The chapter says the money was a gift and its full board never signed on to the funding agreement. In previous filings, attorneys have said the house is the chapter’s only significant asset and would be the means of paying any judgment entered in Abbey’s favor
In filings on Monday, attorney Michael Leahey wrote that if the civil suit were to proceed simultaneously, it would be prejudicial to the defense for the chapter and its former members in the criminal case.
The motion to stay sets forth several factors. Discovery requests by Abbey’s attorney overlap with the criminal proceedings, Leahey wrote. That includes video surveillance footage from the house, which former District Attorney Stacy Parks Miller referred to as critical evidence. Abbey also wants disciplinary files of former members, which Leahey described as confidential and only in possession of the chapter because of its role as a criminal defendant.
“The disclosure of information requested by Abbey would be highly prejudicial to both the [chapter]and the undergraduate members… receiving a fair trial in the criminal matter,” the filing states.
Leahey also argues that a stay would not be harmful to Abbey and that “it is anticipated the criminal trial will linger for an extended period of time.”
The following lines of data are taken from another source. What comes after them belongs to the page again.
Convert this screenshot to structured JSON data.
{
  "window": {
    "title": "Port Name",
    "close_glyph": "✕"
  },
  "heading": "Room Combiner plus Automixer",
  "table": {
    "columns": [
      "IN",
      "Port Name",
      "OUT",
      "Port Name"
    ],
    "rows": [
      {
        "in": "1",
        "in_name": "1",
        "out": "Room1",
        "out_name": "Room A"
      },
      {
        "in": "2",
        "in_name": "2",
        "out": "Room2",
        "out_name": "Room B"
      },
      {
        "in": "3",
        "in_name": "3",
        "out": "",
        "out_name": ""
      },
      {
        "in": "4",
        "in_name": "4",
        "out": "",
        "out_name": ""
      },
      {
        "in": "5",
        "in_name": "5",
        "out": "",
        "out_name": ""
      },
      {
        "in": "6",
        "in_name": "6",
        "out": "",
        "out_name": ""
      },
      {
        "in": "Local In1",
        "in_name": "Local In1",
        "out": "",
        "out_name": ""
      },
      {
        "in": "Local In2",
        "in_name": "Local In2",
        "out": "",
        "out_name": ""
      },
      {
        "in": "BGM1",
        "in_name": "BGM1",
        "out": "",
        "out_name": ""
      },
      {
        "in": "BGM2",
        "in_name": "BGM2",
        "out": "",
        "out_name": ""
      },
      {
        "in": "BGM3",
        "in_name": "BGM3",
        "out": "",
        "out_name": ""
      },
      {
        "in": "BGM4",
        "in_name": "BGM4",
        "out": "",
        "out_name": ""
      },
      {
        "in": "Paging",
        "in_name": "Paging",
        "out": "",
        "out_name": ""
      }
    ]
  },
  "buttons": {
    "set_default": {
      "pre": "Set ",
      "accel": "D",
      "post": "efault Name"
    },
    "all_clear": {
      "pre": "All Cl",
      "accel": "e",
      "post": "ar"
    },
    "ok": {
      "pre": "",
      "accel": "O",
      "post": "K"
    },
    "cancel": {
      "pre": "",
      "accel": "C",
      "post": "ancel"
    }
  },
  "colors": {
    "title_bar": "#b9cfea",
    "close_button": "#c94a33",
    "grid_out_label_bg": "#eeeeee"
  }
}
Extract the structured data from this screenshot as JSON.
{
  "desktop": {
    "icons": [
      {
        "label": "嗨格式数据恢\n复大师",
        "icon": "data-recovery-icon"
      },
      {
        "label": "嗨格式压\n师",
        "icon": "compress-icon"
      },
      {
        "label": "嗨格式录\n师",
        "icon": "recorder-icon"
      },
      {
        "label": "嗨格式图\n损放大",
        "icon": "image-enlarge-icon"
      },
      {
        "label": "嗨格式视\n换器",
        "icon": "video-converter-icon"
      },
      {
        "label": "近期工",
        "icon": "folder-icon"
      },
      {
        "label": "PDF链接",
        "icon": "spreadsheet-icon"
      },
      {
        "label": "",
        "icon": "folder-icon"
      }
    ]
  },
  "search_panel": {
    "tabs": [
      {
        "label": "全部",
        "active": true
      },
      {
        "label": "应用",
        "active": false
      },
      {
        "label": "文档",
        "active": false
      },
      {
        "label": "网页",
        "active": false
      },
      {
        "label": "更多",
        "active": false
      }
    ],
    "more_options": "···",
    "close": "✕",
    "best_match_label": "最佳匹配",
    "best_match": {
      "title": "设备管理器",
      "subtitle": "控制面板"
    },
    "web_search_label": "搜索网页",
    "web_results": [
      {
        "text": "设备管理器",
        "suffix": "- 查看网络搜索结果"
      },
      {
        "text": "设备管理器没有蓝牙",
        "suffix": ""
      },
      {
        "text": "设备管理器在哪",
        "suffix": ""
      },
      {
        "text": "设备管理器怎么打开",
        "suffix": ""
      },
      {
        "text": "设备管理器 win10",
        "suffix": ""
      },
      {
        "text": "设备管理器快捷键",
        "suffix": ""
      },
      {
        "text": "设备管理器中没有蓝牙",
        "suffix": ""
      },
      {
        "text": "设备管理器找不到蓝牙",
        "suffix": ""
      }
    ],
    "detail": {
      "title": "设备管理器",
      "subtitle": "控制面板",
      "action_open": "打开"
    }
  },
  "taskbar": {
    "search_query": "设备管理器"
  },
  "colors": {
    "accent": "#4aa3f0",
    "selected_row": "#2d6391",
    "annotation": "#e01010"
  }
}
In addition to the disclosure of discovery prejudicing the criminal defense, the chapter contends that paying legal fees to defend the criminal and civil cases at the same time “are placing a significant burden” on it.
Another interest the court is required to consider, according to the filing, is the interest of the public. Leahey wrote that the public does not have an interest in the civil matter.
In a second filing, Leahey responded to Abbey’s motion for answers to interrogatories, production of documents and depositions of 12 individuals. The chapter opposed Abbey’s motion to compel, or alternatively for a protective order to be put in place.
The chapter again contended that many of the discovery requests for video footage and disciplinary were confidential and would be prejudicial to the defense in the criminal cases. Leahey wrote that he had asked that both parties enter into a protective agreement, but that Abbey’s counsel refused and gave no response as to why.
“The material sought through Abbey’s discovery would be highly prejudicial to the criminal defendants if leaked to the media or others and would further endanger their right to a fair trial and unbiased jury” Leahey wrote.
With new District Attorney Bernie Cantorna recusing himself from the criminal case and Attorney General Josh Shapiro just announcing on Monday that his office would take over prosecution, the chapter also wants the new prosecuting authority to weigh in on disclosure of potential grand jury material.
Judge Katherine Oliver previously denied Abbey’s motion for a summary judgment in the case, as well as a request for an injunction to prevent the chapter from providing accommodations for a fee to alumni on weekends.
In December, Abbey filed a second lawsuit on behalf of all members of the chapter against individual board members alleging a breach of fiduciary duty.